**TASK REQUIREMENTS**
Please set down the entries below once more, exactly.

**RECORDED INFORMATION**
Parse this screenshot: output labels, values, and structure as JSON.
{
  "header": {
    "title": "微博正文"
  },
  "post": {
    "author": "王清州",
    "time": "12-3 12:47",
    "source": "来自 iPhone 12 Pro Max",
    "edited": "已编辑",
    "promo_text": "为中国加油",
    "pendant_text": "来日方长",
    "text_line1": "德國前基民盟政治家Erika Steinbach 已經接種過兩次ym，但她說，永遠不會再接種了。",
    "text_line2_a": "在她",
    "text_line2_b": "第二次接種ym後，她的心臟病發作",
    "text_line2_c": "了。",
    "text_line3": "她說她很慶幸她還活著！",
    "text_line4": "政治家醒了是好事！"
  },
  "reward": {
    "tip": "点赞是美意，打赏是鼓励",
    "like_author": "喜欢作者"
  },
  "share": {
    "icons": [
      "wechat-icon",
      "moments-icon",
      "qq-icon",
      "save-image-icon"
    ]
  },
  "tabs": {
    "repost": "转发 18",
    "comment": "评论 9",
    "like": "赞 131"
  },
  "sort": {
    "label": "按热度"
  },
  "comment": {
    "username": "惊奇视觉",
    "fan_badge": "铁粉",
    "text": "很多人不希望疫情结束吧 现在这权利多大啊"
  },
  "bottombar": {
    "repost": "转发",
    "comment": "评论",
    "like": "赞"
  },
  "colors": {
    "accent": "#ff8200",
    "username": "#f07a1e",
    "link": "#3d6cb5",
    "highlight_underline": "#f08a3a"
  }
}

**WRITTEN REPLY**
Parse this screenshot: output labels, values, and structure as JSON.
{
  "header": {
    "title": "微博正文"
  },
  "post": {
    "author": "王清州",
    "time": "12-3 12:47",
    "source": "来自 iPhone 12 Pro Max",
    "edited": "已编辑",
    "promo_text": "为中国加油",
    "pendant_text": "来日方长",
    "text_line1": "德國前基民盟政治家Erika Steinbach 已經接種過兩次ym，但她說，永遠不會再接種了。",
    "text_line2_a": "在她",
    "text_line2_b": "第二次接種ym後，她的心臟病發作",
    "text_line2_c": "了。",
    "text_line3": "她說她很慶幸她還活著！",
    "text_line4": "政治家醒了是好事！"
  },
  "reward": {
    "tip": "点赞是美意，打赏是鼓励",
    "like_author": "喜欢作者"
  },
  "share": {
    "icons": [
      "wechat-icon",
      "moments-icon",
      "qq-icon",
      "save-image-icon"
    ]
  },
  "tabs": {
    "repost": "转发 18",
    "comment": "评论 9",
    "like": "赞 131"
  },
  "sort": {
    "label": "按热度"
  },
  "comment": {
    "username": "惊奇视觉",
    "fan_badge": "铁粉",
    "text": "很多人不希望疫情结束吧 现在这权利多大啊"
  },
  "bottombar": {
    "repost": "转发",
    "comment": "评论",
    "like": "赞"
  },
  "colors": {
    "accent": "#ff8200",
    "username": "#f07a1e",
    "link": "#3d6cb5",
    "highlight_underline": "#f08a3a"
  }
}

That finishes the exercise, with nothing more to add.